06/12/2015 03:17 pm ET | Updated Jun 11, 2016

Whose wedding is this anyway? Yours? Yes! Your financé's? Yes. But many others lay claim to the event.Your own parents may see it as their graduation party. Your grandparents may see it as the culmination of their life's work. Your siblings may want to make you queen for a day or share the limelight.

Now before you go berating everyone and declaring, "It's my wedding," remember your marriage marks a new relationship with each one of these people. No time like the present to begin sculpting the shape of your interactions. Besides this comment does not show you as
the generous and inclusive person you want others to think you are.

1) Give each one a role. Assign specific tasks. By doing this you involve family members but tactfully set limits on their participation. You can request that they pick the flowers, plan a rehearsal dinner, or pass out programs. There is plenty of tasks to go around.

2) Acknowledge the importance of the wedding to his family and their work in bringing up the person you love. You might say to your mother-in-law, for example, "I know this event is really important to you. You have worked long and hard to bring up the man I love." Or you could ask the grandparents to list several wedding customs they might want to include and include at least one of them.

3) Don't explode when someone makes a suggestion. You can always say, "Interesting idea, I will think about that," and then, do think about it, but you don't have to acquiesce. We all like to be heard!

4) When one person makes a suggestion and it is in conflict with something your own parents want, or you want, you can say, "Great idea, but I am trying to balance the needs and wants of many people."

5) If there are cultural differences, include the foods, music, or dress of both families. Inclusiveness pays off in good and will add spice to your wedding.

6) Give into what doesn't matter to you. In other words, choose which battles to fight.

7) Remember both the bride and the groom have equal responsibility for tamping down the expectations of their families. Each of you is an ambassador negotiating the desires of your loved ones.

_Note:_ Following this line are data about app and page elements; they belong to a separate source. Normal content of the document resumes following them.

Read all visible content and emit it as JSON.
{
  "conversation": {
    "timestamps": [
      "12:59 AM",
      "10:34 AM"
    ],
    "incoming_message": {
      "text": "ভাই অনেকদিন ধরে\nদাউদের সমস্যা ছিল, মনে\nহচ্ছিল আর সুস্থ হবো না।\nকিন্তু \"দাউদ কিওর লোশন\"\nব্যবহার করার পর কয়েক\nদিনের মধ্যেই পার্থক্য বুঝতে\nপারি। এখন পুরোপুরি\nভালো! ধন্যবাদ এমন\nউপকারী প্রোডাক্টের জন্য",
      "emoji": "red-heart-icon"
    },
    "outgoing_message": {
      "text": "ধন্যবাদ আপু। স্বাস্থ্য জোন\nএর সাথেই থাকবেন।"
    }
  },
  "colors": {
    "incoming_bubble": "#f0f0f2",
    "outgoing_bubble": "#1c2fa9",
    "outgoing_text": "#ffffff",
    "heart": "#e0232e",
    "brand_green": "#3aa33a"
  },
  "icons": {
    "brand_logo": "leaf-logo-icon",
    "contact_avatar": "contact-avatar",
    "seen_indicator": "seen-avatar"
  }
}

8) The wedding is best when you recognize the needs of others as well as your own. It's good practice for the future. Life is a team sport. You will need all these people in the future because they have the potential to support you in the challenges and crises that are an inevitable part of all lives.

You may think you are pledging your fate to your spouse, but the truth is you are marrying a family for better (they will help you) and for worse (you may need to help them or you may need them and find they won't help) . The time is now to begin learning to work together and to sometimes concede to others' wishes, as unromantic as that seems!